Not all teams huddle up before every play. If you have a mobile workforce—with a remote team across multiple time zones and contractors handling remote work—the idea of executing a singular strategy can seem like a pipe dream. But it’s possible to improve communications with your mobile workforce in such a way that you all operate as a single team—no matter where you are.

If there’s something lost in the remote work experience, it’s the face-to-face interaction that comes with daily work. Being unable to read someone’s body language can sometimes mean that certain aspects of your operation get lost in translation. How do you bring together a mobile team in a way that looks and feels like in-person interaction? We have a few ideas.

Strategies for Improving Communication with Your Mobile Workforce

These days, technology has made us more mobile than ever—the global mobile workforce has been over 39.3% for the past few years, which means you’re not the only one struggling to handle distributed team communication. But rather than guess your way forward, it’s important to have some proven strategies for bringing this distributed team communication to one central place. Here are a few ideas:

Communicating with Customers

Bringing your mobile workforce together with an effective system will have the added benefit of making things easier on your customers. Here’s how:

Tools to Leverage: How to Incorporate These Strategies into Your Mobile Workforce 

It’s all well and good to talk about what you should do. But how do you pull it off? Here are some of the communication tools you should consider when building a better culture for your remote team.

Skype: Skype is one of the most popular work-life communication tools for remote teams thanks to its robust chatting and web conferencing features. Skype also has the advantage of being one of the most popular apps in remote working and web conferencing there is, so you won’t find it difficult to build a team with Skype capabilities.

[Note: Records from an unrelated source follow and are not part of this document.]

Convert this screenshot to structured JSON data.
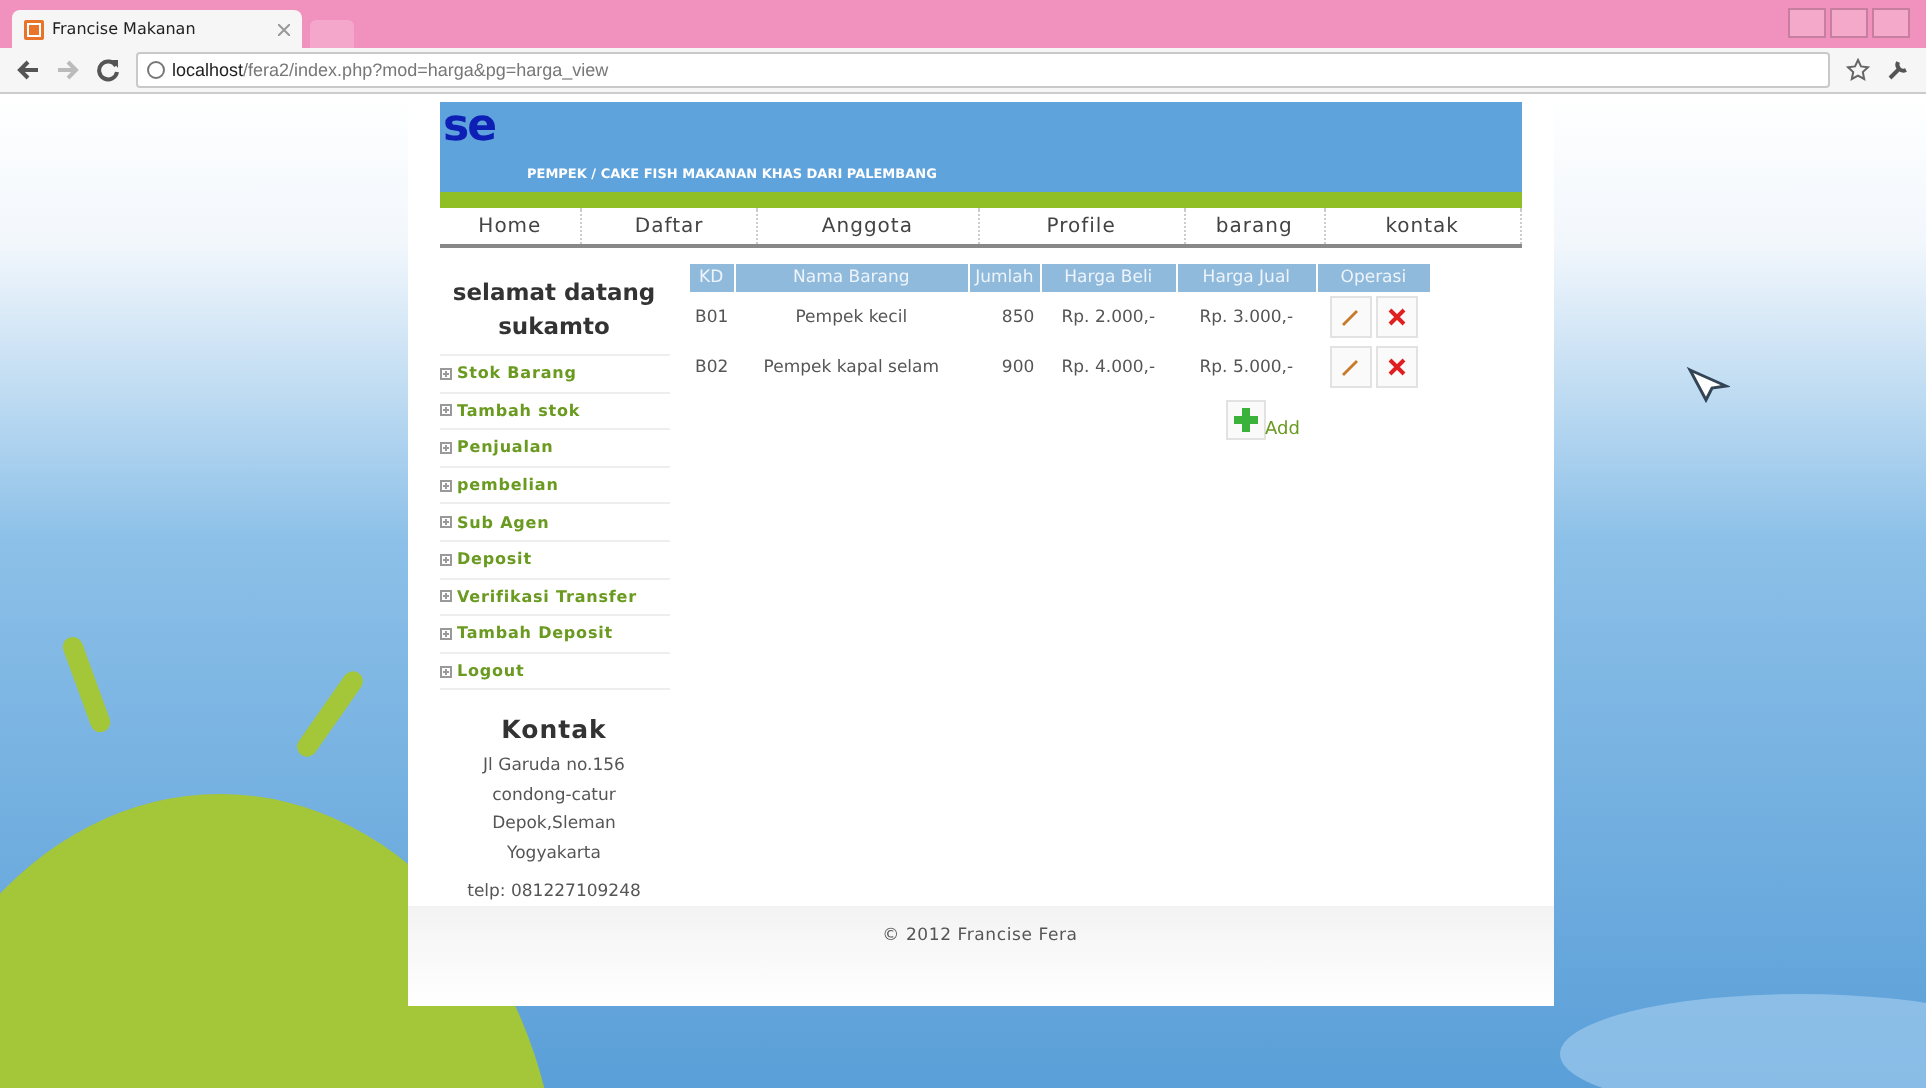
{
  "browser": {
    "tab_title": "Francise Makanan",
    "address_host": "localhost",
    "address_path": "/fera2/index.php?mod=harga&pg=harga_view"
  },
  "header": {
    "logo": "se",
    "tagline": "PEMPEK / CAKE FISH MAKANAN KHAS DARI PALEMBANG"
  },
  "nav": [
    {
      "label": "Home"
    },
    {
      "label": "Daftar"
    },
    {
      "label": "Anggota"
    },
    {
      "label": "Profile"
    },
    {
      "label": "barang"
    },
    {
      "label": "kontak"
    }
  ],
  "sidebar": {
    "greeting": [
      "selamat datang",
      "sukamto"
    ],
    "menu": [
      {
        "label": "Stok Barang"
      },
      {
        "label": "Tambah stok"
      },
      {
        "label": "Penjualan"
      },
      {
        "label": "pembelian"
      },
      {
        "label": "Sub Agen"
      },
      {
        "label": "Deposit"
      },
      {
        "label": "Verifikasi Transfer"
      },
      {
        "label": "Tambah Deposit"
      },
      {
        "label": "Logout"
      }
    ],
    "contact": {
      "title": "Kontak",
      "address": [
        "Jl Garuda no.156",
        "condong-catur",
        "Depok,Sleman",
        "Yogyakarta"
      ],
      "phone": "telp: 081227109248"
    }
  },
  "table": {
    "columns": [
      "KD",
      "Nama Barang",
      "Jumlah",
      "Harga Beli",
      "Harga Jual",
      "Operasi"
    ],
    "rows": [
      {
        "kd": "B01",
        "nama": "Pempek kecil",
        "jumlah": "850",
        "beli": "Rp. 2.000,-",
        "jual": "Rp. 3.000,-"
      },
      {
        "kd": "B02",
        "nama": "Pempek kapal selam",
        "jumlah": "900",
        "beli": "Rp. 4.000,-",
        "jual": "Rp. 5.000,-"
      }
    ],
    "add_label": "Add"
  },
  "footer": "© 2012 Francise Fera"
}
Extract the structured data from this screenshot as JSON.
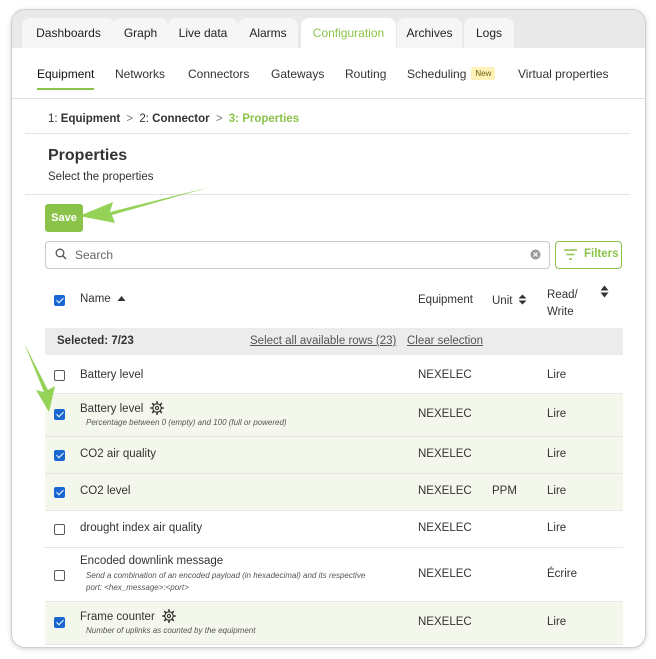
{
  "tabs": [
    "Dashboards",
    "Graph",
    "Live data",
    "Alarms",
    "Configuration",
    "Archives",
    "Logs"
  ],
  "active_tab": "Configuration",
  "subnav": {
    "items": [
      "Equipment",
      "Networks",
      "Connectors",
      "Gateways",
      "Routing",
      "Scheduling",
      "Virtual properties"
    ],
    "new_badge": "New",
    "active": "Equipment"
  },
  "breadcrumb": {
    "step1_num": "1:",
    "step1": "Equipment",
    "step2_num": "2:",
    "step2": "Connector",
    "step3_num": "3:",
    "step3": "Properties",
    "sep": ">"
  },
  "page": {
    "title": "Properties",
    "subtitle": "Select the properties",
    "save_label": "Save",
    "search_placeholder": "Search",
    "filters_label": "Filters"
  },
  "table": {
    "headers": {
      "name": "Name",
      "equipment": "Equipment",
      "unit": "Unit",
      "read_write_1": "Read/",
      "read_write_2": "Write"
    },
    "selection": {
      "selected": "Selected: 7/23",
      "select_all": "Select all available rows (23)",
      "clear": "Clear selection"
    },
    "rows": [
      {
        "name": "Battery level",
        "desc": "",
        "equipment": "NEXELEC",
        "unit": "",
        "rw": "Lire",
        "checked": false,
        "gear": false
      },
      {
        "name": "Battery level",
        "desc": "Percentage between 0 (empty) and 100 (full or powered)",
        "equipment": "NEXELEC",
        "unit": "",
        "rw": "Lire",
        "checked": true,
        "gear": true
      },
      {
        "name": "CO2 air quality",
        "desc": "",
        "equipment": "NEXELEC",
        "unit": "",
        "rw": "Lire",
        "checked": true,
        "gear": false
      },
      {
        "name": "CO2 level",
        "desc": "",
        "equipment": "NEXELEC",
        "unit": "PPM",
        "rw": "Lire",
        "checked": true,
        "gear": false
      },
      {
        "name": "drought index air quality",
        "desc": "",
        "equipment": "NEXELEC",
        "unit": "",
        "rw": "Lire",
        "checked": false,
        "gear": false
      },
      {
        "name": "Encoded downlink message",
        "desc": "Send a combination of an encoded payload (in hexadecimal) and its respective port: <hex_message>:<port>",
        "equipment": "NEXELEC",
        "unit": "",
        "rw": "Écrire",
        "checked": false,
        "gear": false
      },
      {
        "name": "Frame counter",
        "desc": "Number of uplinks as counted by the equipment",
        "equipment": "NEXELEC",
        "unit": "",
        "rw": "Lire",
        "checked": true,
        "gear": true
      }
    ]
  },
  "colors": {
    "accent": "#8bc34a",
    "checkbox": "#1a67d2",
    "selected_row": "#f4f8ec",
    "tabbar": "#e9e9e9"
  }
}
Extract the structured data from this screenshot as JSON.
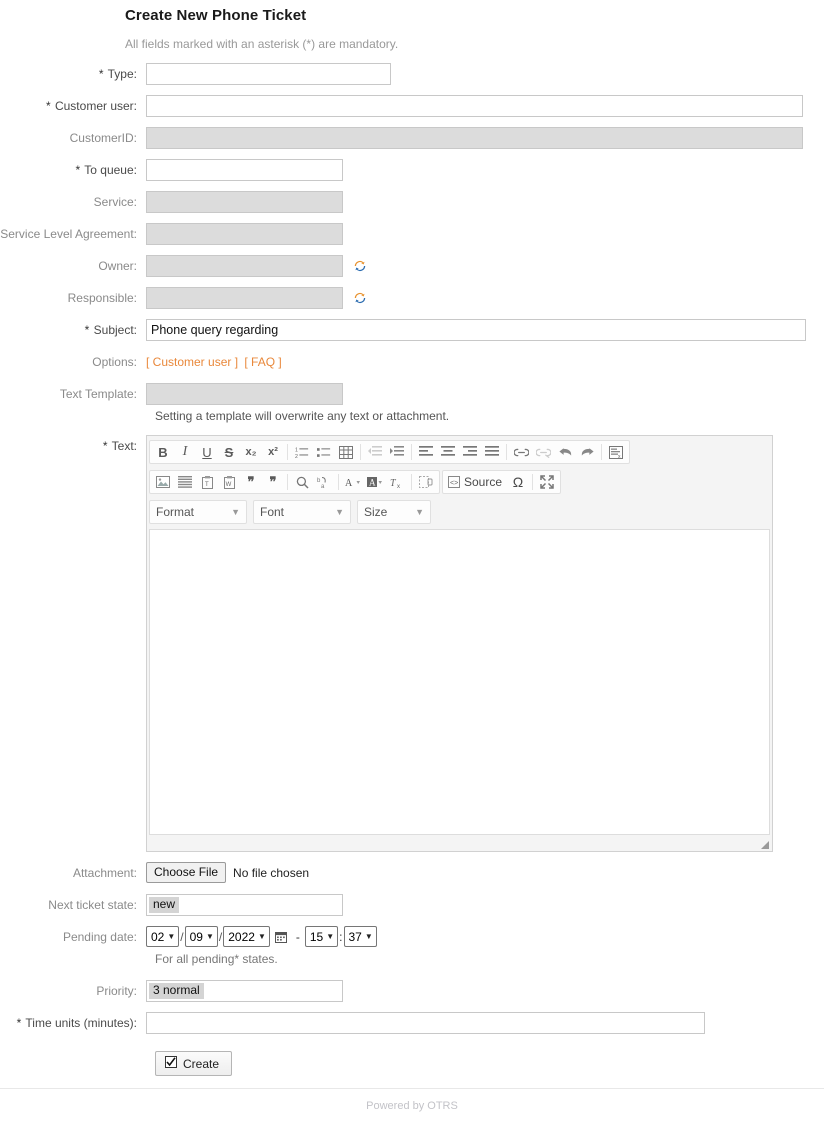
{
  "page": {
    "title": "Create New Phone Ticket",
    "mandatory_note": "All fields marked with an asterisk (*) are mandatory."
  },
  "fields": {
    "type": {
      "label": "Type:",
      "required": true,
      "value": ""
    },
    "customer_user": {
      "label": "Customer user:",
      "required": true,
      "value": ""
    },
    "customer_id": {
      "label": "CustomerID:",
      "required": false,
      "value": "",
      "disabled": true
    },
    "to_queue": {
      "label": "To queue:",
      "required": true,
      "value": ""
    },
    "service": {
      "label": "Service:",
      "required": false,
      "value": "",
      "disabled": true
    },
    "sla": {
      "label": "Service Level Agreement:",
      "required": false,
      "value": "",
      "disabled": true
    },
    "owner": {
      "label": "Owner:",
      "required": false,
      "value": "",
      "disabled": true,
      "refresh_icon": "refresh-icon"
    },
    "responsible": {
      "label": "Responsible:",
      "required": false,
      "value": "",
      "disabled": true,
      "refresh_icon": "refresh-icon"
    },
    "subject": {
      "label": "Subject:",
      "required": true,
      "value": "Phone query regarding"
    },
    "options": {
      "label": "Options:",
      "links": [
        "[ Customer user ]",
        "[ FAQ ]"
      ]
    },
    "text_template": {
      "label": "Text Template:",
      "required": false,
      "value": "",
      "disabled": true
    },
    "template_hint": "Setting a template will overwrite any text or attachment.",
    "text": {
      "label": "Text:",
      "required": true,
      "value": ""
    },
    "attachment": {
      "label": "Attachment:",
      "button_label": "Choose File",
      "file_status": "No file chosen"
    },
    "next_ticket_state": {
      "label": "Next ticket state:",
      "value": "new"
    },
    "pending_date": {
      "label": "Pending date:",
      "month": "02",
      "day": "09",
      "year": "2022",
      "hour": "15",
      "minute": "37",
      "calendar_icon": "calendar-icon",
      "hint": "For all pending* states."
    },
    "priority": {
      "label": "Priority:",
      "value": "3 normal"
    },
    "time_units": {
      "label": "Time units (minutes):",
      "required": true,
      "value": ""
    }
  },
  "editor": {
    "toolbar_row1": [
      {
        "name": "bold-icon",
        "glyph": "B"
      },
      {
        "name": "italic-icon",
        "glyph": "I"
      },
      {
        "name": "underline-icon",
        "glyph": "U"
      },
      {
        "name": "strikethrough-icon",
        "glyph": "S"
      },
      {
        "name": "subscript-icon",
        "glyph": "x₂"
      },
      {
        "name": "superscript-icon",
        "glyph": "x²"
      },
      {
        "name": "numbered-list-icon",
        "glyph": ""
      },
      {
        "name": "bulleted-list-icon",
        "glyph": ""
      },
      {
        "name": "table-icon",
        "glyph": ""
      },
      {
        "name": "decrease-indent-icon",
        "glyph": "",
        "disabled": true
      },
      {
        "name": "increase-indent-icon",
        "glyph": ""
      },
      {
        "name": "align-left-icon",
        "glyph": ""
      },
      {
        "name": "align-center-icon",
        "glyph": ""
      },
      {
        "name": "align-right-icon",
        "glyph": ""
      },
      {
        "name": "align-justify-icon",
        "glyph": ""
      },
      {
        "name": "link-icon",
        "glyph": ""
      },
      {
        "name": "unlink-icon",
        "glyph": "",
        "disabled": true
      },
      {
        "name": "undo-icon",
        "glyph": ""
      },
      {
        "name": "redo-icon",
        "glyph": ""
      },
      {
        "name": "remove-format-block-icon",
        "glyph": ""
      }
    ],
    "toolbar_row2": [
      {
        "name": "image-icon"
      },
      {
        "name": "horizontal-rule-icon"
      },
      {
        "name": "paste-as-plain-text-icon"
      },
      {
        "name": "paste-from-word-icon"
      },
      {
        "name": "blockquote-open-icon"
      },
      {
        "name": "blockquote-close-icon"
      },
      {
        "name": "find-icon"
      },
      {
        "name": "replace-icon"
      },
      {
        "name": "text-color-icon"
      },
      {
        "name": "background-color-icon"
      },
      {
        "name": "remove-format-icon"
      },
      {
        "name": "page-break-icon"
      }
    ],
    "source_label": "Source",
    "special_char_label": "Ω",
    "maximize_label": "maximize-icon",
    "dropdowns": [
      {
        "name": "format-dropdown",
        "label": "Format"
      },
      {
        "name": "font-dropdown",
        "label": "Font"
      },
      {
        "name": "size-dropdown",
        "label": "Size"
      }
    ]
  },
  "submit": {
    "label": "Create",
    "icon": "checkbox-checked-icon"
  },
  "footer": {
    "text": "Powered by OTRS"
  },
  "colors": {
    "link_orange": "#e9883b",
    "label_gray": "#8a8a8a",
    "disabled_bg": "#dcdcdc",
    "footer_gray": "#c3c3c8"
  }
}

Trello: Trello is a straight-forward project management app that makes it easy for teams to interact in a unified platform. The advantage here is that Trello makes it easy for everyone to get on the same page: they can see their current assignments and where these assignments fall within the pipeline. Of all the project management tools, Trello is one that’s going to be one of the best suited for teams with plenty of remote workers.

Zapier: Bringing a virtual team together can sometimes mean bringing in different apps and tools and making sure they function as one. That’s where a tool like Zapier comes in, automating some of the more repetitive tasks that your remote team shouldn’t have to handle themselves. For example, you can have Google docs automatically created based on the feedback of other apps, making it easy for the appropriate person in your team to access information—without adding an extra step of work for someone else on your remote team.

Google Hangouts: An easy way to get a team to talk to each other, Google Hangouts is a convenient service that will have your team feeling like an “office” team even if it’s only ever been remote. This is the kind of service that provides the feel of face-to-face meetings no matter where everyone might be.

Grasshopper: Call us biased, but one of the best ways to create the feel of a brick-and-mortar office setting—even if you have a team of remote workers—is to utilize a phone system that automatically forwards its calls to the appropriate team members. It doesn’t matter if one team member is in Australia and another is in New York—Grasshopper creates a professional portal for your clients and customers and ensures the appropriate team member gets their calls without a hitch.